India should embark on active diplomacy to forge a joint Russia-India-Iran regional grouping initiative on solution of the Afghan Conflict as has been repeatedly espoused by this Author in his Papers

India must learn the art of political signaling so essential in the exercise of regional power.

In terms of strategic implications, the exit of the United States or the return of the Taliban to power in Kabul or the phase of uncertainty induced by faltering US& NATO intentions to stay embedded in Afghanistan generate serious security turbulence and threats to India. While India has shied away from a military involvement in Afghanistan till date and there is no likelihood of it occurring in future, India must in all seriousness undertake military contingency planning for “The Day After”. This Author’s Paper No 3576 dated 29 December 2009 entitled “AFGHANISTAN: INDIA’S CONTINGENCY PLANS FOR “THE DAY AFTER” refers.

Should India’s policy establishment once again shies away from ‘hard decisions’ then India might as well give up all its pretensions to being a regional power in South Asia and be doomed to political and strategic sidelines in South Asia.

Concluding Observations

The United States military intervention in Afghanistan in December 2001 took place with the strategic aims of liquidating the Al Qaeda and Taliban from Afghanistan post-9/11. This strategic aim was reiterated by President Obama as late as March 2009 in the Af-Pak Strategy Blueprint.

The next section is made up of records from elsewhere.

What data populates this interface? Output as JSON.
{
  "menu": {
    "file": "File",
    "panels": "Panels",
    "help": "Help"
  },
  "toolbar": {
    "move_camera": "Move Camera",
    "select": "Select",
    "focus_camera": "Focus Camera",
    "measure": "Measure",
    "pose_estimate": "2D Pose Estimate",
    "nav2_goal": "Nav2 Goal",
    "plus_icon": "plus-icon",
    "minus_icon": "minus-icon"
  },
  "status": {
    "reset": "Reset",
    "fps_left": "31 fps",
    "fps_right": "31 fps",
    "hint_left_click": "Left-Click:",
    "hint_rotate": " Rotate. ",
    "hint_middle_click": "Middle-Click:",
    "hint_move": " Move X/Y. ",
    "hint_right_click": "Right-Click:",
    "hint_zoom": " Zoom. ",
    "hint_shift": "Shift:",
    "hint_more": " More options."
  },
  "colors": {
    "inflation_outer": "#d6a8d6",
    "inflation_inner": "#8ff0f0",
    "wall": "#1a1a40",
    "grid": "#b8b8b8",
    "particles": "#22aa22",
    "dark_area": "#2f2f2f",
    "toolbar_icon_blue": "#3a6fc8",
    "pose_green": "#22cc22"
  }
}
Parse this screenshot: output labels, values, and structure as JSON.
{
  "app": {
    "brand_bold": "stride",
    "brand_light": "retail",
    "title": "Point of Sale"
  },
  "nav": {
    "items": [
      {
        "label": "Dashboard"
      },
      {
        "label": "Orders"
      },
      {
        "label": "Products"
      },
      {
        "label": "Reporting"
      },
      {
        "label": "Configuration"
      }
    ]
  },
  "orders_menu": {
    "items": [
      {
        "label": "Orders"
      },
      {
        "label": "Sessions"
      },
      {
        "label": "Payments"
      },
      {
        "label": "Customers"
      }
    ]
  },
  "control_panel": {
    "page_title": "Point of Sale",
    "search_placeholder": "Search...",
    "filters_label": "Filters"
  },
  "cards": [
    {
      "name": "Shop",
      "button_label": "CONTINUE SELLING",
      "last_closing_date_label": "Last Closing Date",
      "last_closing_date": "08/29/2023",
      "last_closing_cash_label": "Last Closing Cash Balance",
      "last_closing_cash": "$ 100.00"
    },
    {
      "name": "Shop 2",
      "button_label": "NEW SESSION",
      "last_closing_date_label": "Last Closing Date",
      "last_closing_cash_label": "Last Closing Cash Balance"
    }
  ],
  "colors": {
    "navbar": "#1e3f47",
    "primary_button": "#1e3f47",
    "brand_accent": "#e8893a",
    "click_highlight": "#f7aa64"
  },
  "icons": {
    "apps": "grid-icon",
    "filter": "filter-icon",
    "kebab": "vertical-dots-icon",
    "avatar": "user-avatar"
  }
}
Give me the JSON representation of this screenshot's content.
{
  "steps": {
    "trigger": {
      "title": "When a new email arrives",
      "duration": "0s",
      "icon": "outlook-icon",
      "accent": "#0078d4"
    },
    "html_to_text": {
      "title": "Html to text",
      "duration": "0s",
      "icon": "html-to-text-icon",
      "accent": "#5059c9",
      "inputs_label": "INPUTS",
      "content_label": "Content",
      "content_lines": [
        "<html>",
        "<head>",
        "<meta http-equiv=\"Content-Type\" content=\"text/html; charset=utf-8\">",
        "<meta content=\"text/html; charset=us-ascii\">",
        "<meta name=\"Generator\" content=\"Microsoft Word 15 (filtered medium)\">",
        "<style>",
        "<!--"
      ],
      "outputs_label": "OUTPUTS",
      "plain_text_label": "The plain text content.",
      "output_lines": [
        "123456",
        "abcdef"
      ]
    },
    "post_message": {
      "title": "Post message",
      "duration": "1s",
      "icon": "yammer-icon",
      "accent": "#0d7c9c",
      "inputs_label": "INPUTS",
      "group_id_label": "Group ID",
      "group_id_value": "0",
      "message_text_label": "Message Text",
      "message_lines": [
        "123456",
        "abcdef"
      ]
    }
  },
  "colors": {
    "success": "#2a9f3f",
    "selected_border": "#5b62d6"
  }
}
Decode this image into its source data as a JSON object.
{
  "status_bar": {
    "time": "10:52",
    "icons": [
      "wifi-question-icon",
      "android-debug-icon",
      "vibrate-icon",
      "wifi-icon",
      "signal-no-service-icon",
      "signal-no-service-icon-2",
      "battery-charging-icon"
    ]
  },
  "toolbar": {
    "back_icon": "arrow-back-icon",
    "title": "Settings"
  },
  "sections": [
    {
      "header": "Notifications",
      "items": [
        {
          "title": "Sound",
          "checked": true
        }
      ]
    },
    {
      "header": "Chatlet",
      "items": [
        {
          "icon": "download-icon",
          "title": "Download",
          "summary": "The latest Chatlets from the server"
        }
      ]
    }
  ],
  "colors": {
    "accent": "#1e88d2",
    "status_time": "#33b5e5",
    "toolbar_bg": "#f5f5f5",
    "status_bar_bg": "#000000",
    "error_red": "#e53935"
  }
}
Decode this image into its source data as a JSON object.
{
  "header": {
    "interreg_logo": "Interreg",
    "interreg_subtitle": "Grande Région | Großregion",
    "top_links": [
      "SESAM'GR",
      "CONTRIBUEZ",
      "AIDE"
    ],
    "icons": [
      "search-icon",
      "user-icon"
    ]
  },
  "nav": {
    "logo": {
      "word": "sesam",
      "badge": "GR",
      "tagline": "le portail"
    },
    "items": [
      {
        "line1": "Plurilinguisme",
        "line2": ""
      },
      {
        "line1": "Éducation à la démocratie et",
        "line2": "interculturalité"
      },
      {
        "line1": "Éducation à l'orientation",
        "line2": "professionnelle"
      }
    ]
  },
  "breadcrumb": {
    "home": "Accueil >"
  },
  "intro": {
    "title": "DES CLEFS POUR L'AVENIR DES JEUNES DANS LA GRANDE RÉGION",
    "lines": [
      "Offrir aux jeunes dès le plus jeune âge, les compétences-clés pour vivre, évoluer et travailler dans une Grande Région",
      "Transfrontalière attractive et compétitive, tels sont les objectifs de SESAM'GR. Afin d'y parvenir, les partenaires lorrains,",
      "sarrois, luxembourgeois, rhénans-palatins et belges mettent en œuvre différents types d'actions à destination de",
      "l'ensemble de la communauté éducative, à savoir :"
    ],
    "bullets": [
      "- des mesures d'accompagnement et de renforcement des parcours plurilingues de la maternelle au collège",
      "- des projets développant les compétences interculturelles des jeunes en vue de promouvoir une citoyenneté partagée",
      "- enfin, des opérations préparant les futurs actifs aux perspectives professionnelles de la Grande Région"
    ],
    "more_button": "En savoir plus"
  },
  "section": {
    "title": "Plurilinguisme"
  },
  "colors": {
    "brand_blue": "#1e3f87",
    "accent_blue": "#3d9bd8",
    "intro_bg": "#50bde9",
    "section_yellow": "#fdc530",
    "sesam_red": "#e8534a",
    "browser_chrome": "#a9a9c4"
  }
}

In January 2010 the prime US strategic aims still remain unachieved. They stand unachieved primarily because US military planners have been reluctant to ‘Surgically Disconnect” Pakistan from interferences in Afghanistan’s stability – a fact now acknowledged growingly in US policy making circles.

If after such an acknowledgement at the highest US military levels, the United States becomes a partner to the diabolical British- Pakistan joint plan to rehabilitate the Taliban in power-sharing in Kabul which would lead to an eventual Taliban regime in Afghanistan, then the United States strategic vision on Afghanistan even after a decade of military involvement there, can at best be termed as strategically myopic.

Saudi Arabia and Pakistan have been the major instigators of Afghanistan’s instability historically. Both were instrumental in the installation of Al Qaeda and Taliban in Afghanistan. How can then in United States perceptions can they now emerge as saviors of Afghanistan?

The London Conference 2010 Roadmap on Afghanistan is doomed to strategic failure due to the seeds of failure inherent in its misplaced strategic vision on Pakistan’s strategic utility to the West and the West’s willingness to accommodate the Taliban in power-sharing in Kabul at Pakistan’s behest.

(The author is an International Relations and Strategic Affairs analyst.